TASK DETAILS:
Report all lines in the records that hold the string "lead".

[[ DATA IN THIS EXERCISE, beginning ]]

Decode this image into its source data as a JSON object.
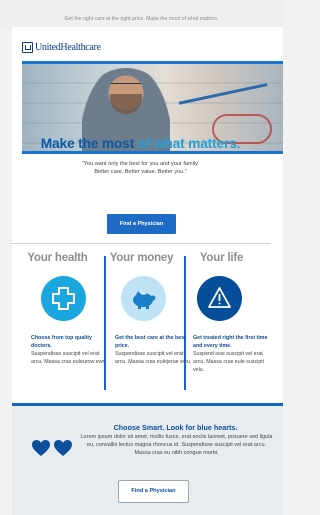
{
  "preheader": "Get the right care at the right price. Make the most of what matters.",
  "brand": {
    "logo_text": "UnitedHealthcare"
  },
  "hero": {
    "image": "smiling-man-with-bicycle"
  },
  "headline": {
    "part1": "Make the most ",
    "part2": "of what matters."
  },
  "subhead": {
    "line1": "“You want only the best for you and your family.",
    "line2": "Better care. Better value. Better you.”"
  },
  "cta_primary": "Find a Physician",
  "columns": [
    {
      "title": "Your health",
      "icon": "medical-cross-icon",
      "lead": "Choose from top quality doctors.",
      "body": "Suspendisse suscipit vel erat arcu. Massa cras euleurow ewr."
    },
    {
      "title": "Your money",
      "icon": "piggy-bank-icon",
      "lead": "Get the best care at the best price.",
      "body": "Suspendisse suscipit vel erat arcu. Massa cras eulejerue weu."
    },
    {
      "title": "Your life",
      "icon": "warning-triangle-icon",
      "lead": "Get treated right the first time and every time.",
      "body": "Suspend isse suscipit vel erat arcu. Massa cras eule suscipit velu."
    }
  ],
  "footer": {
    "title": "Choose Smart. Look for blue hearts.",
    "body": "Lorem ipsum dolor sit amet, mollis fusce, erat sociis laoreet, posuere sed ligula eu, convallis lectus magna rhoncus id. Suspendisse suscipit vel erat arcu. Massa cras eu nibh congue morbi,",
    "cta": "Find a Physician",
    "icon": "blue-hearts-icon"
  },
  "colors": {
    "brand_blue": "#0a58a8",
    "accent_cyan": "#1fa2dc",
    "button_blue": "#1d6bc4",
    "rule_blue": "#1466c5"
  }
}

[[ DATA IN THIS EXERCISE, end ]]

REPLY:
      "lead": "Choose from top quality doctors.",
      "lead": "Get the best care at the best price.",
      "lead": "Get treated right the first time and every time.",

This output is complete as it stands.